I'm including some sample DMO code that you use as the starting point to test this idea. You'll 

need to modify the sBakPath to point to the folder where you store your backups. You should also 

modify the two lines that set the strDB variable so that a unique file name is created each time. 

I like to use a combination of date and time, but you can use any technique you like.

If you have questions or comments, please post them in the discussion area under DMO. I usually 

check in there once or twice a day during the week.

Dim mSQLServer

Dim mDatabase

Dim mBackup

Dim strDB

Dim strMessage

Dim strExcludeList

Dim sBakPath

Dim oLogFile

On Error Resume Next

'NOTE: Change this to wherever you keep your backups!

sBakPath = "C:\backup"

'No need (usually!) to worry about transaction logs for these 4, you may

'want to add others


Print "The following db's were excluded from the transaction log backup:

" & strExcludeList

'connect using a trusted connection

Set mSQLServer = CreateObject("SQLDMO.SQLServer")

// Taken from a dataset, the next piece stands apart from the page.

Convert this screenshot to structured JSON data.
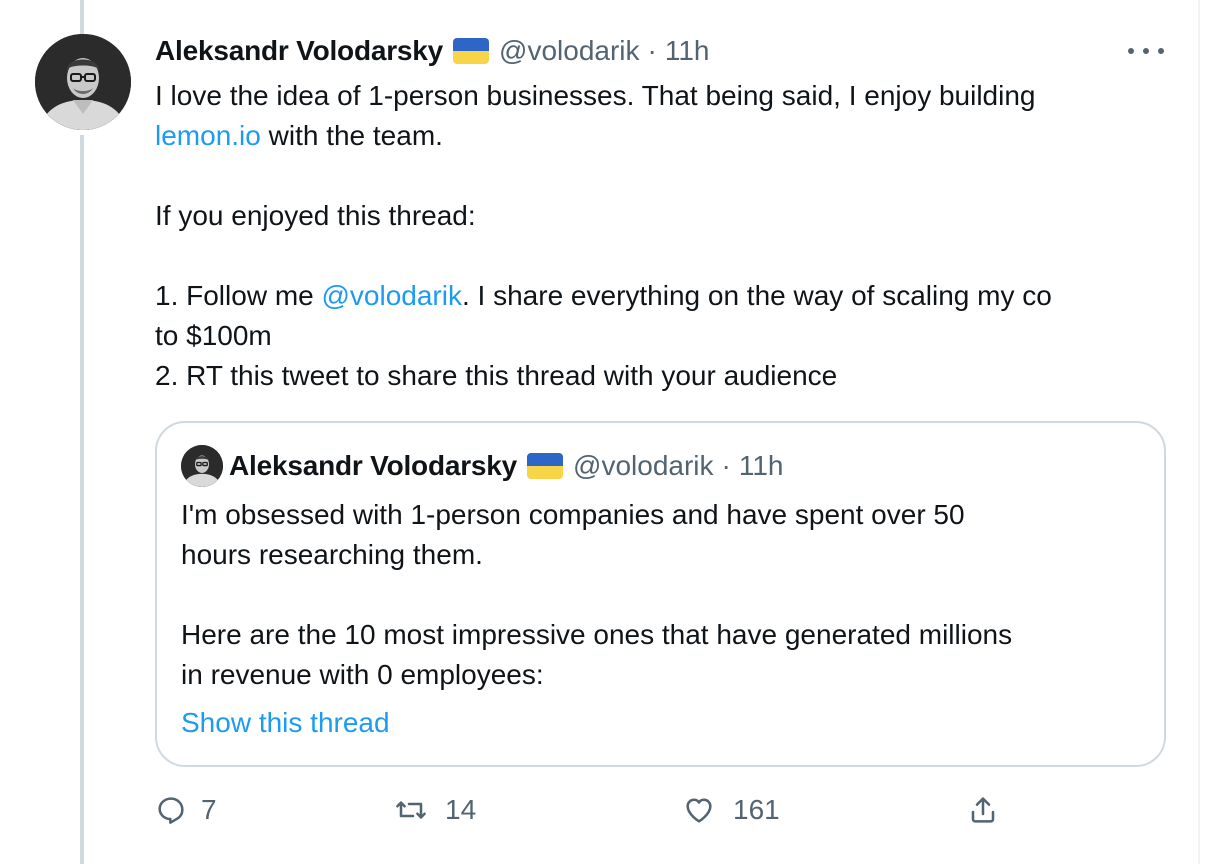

mSQLServer.LoginSecure = True


'now just cycle through each db, only backing up the transaction log

'if the file size is more than 50 megs (arbitrary, pick a number that

'works for you). 

For Each mDatabase In mSQLServer.Databases

For Each oLogFile In mDatabase.TransactionLog.LogFiles

If oLogFile.Size >= 50 Then

If InStr(strExcludeList, UCase(mDatabase.Name)) = 0 Then

Set mBackup = CreateObject("SQLDMO.Backup")

mBackup.Database = mDatabase.Name

strDB = ""

If UCase(mDatabase.Name) = "MASTER" Then

strDB = sBakPath & "\FULL_" & UCase(mDatabase.Name) & ".bak"

mBackup.Files = strDB

mBackup.Action = 0


If mDatabase.DBOption.TruncateLogOnCheckpoint <> 0 Then

mDatabase.DBOption.TruncateLogOnCheckpoint = 0

End If

strDB = sBakPath & "\LOG_" & UCase(mDatabase.Name) & ".bak.

mBackup.Files = strDB

mBackup.Action = 3

End If

If strDB <> "" Then

mBackup.SQLBackup mSQLServer

End If

Set mBackup = Nothing

oLogFile.Shrink 10, 0

End If

End If




Set mSQLServer = Nothing